Experiential Psychotherapy…Getting Beyond the Words
So there I was, dressed in bright primary colours, floor length skirt, cape, ribbon in my hair and a bird perched carefully on my index finger, singing “Some day my prince will come….” Yes, I am Snow White, flitting about, helping those on my path, enchanting and opening myself to everyone around me. Why? Because this is the role my therapist chose for me. The role she thought would reawaken tenderness in my heart that had been lost through years of protecting myself from one tragic story after another.

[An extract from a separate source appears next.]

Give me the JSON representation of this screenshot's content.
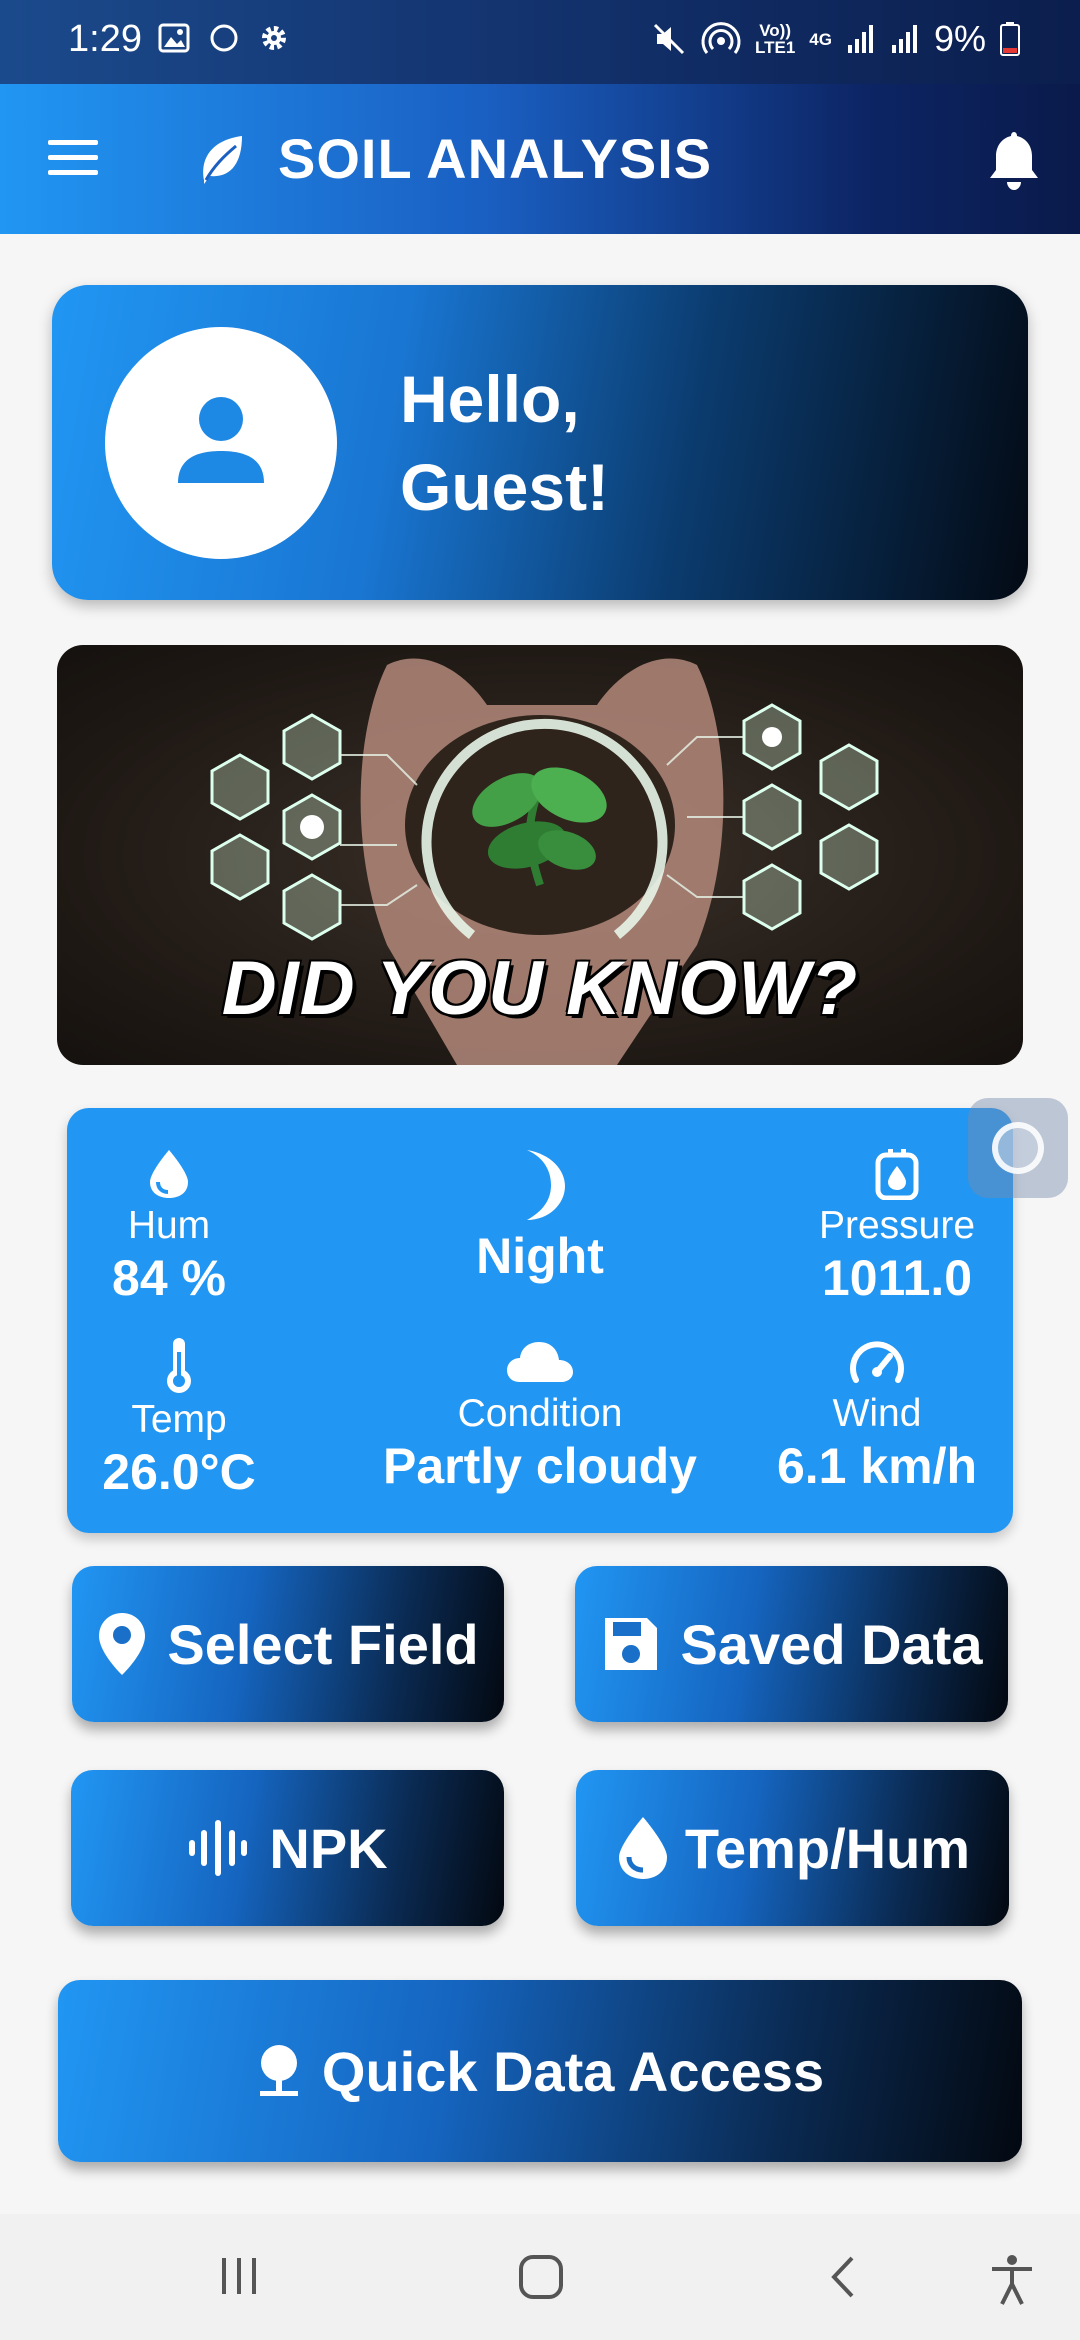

A lot has been written about experiential psychotherapy. Simply put, it is therapy which gets behind a client’s words and helps them connect to their feelings and perhaps even create an experience of a new way of being. Clients can get very stuck in their stories, telling them the same way each time, with the same words, tone and emotion. Some may even arrive to a session, having already rehearsed what they want to say. Like cross-country skiing, when you start on that well-groomed track, it’s almost impossible to stray from the path. This is great if you don’t want to get lost, but not so great if you want to go somewhere new. Setting out in a direction that the client has not anticipated makes it harder for them to control the outcome.
There are as many creative moments in therapy as there are therapists. We bring our backgrounds and experiences to each session, risking along with our clients. While staying within professional and ethical boundaries, the experiential therapist allows themselves to jump into the unknown. The comfort of sitting back, nodding empathically and asking “so how does that make you feel?” is behind us and we can never know for sure how receptive or able the client will be to work outside of their comfort zone.
A therapist may be versed in many styles of experiential work including, but not exclusive to: role playing, art, writing, movement, energy, voice dialoguing, inner child, creative visualization and sound. However, experiential work is not just a series of modalities or techniques. The magic happens when a client is supported in developing an inner awareness as they go through these sessions, staying present to what is actually happening for them, which may differ from or confirm how they assumed they’d feel or have felt in the past. This creates the possibility that a person can go beyond who they think they are, or should be, and connect to who they actually are, in this moment. Often the client will then know, with certainty, what their next steps need to be. They don’t require a therapist to instruct them. They are now able to speak and act from a place of truth, which supports them in making decisions and moving forward with integrity.
Even though many years have passed since I roamed the streets as Snow White, she is forever with me and when I need to remember my heart, she’s right there, singing in my ear, charming me still.
To learn more about some of the modalities listed above, check out the Discovering the Total Self Program as well as our Spiritual Psychotherapy Training Program.
Michelle DesRoches is a Spiritual Gestalt Psychotherapist, senior faculty and graduate of the Transformational Arts. She can be reached at 416-556-3965.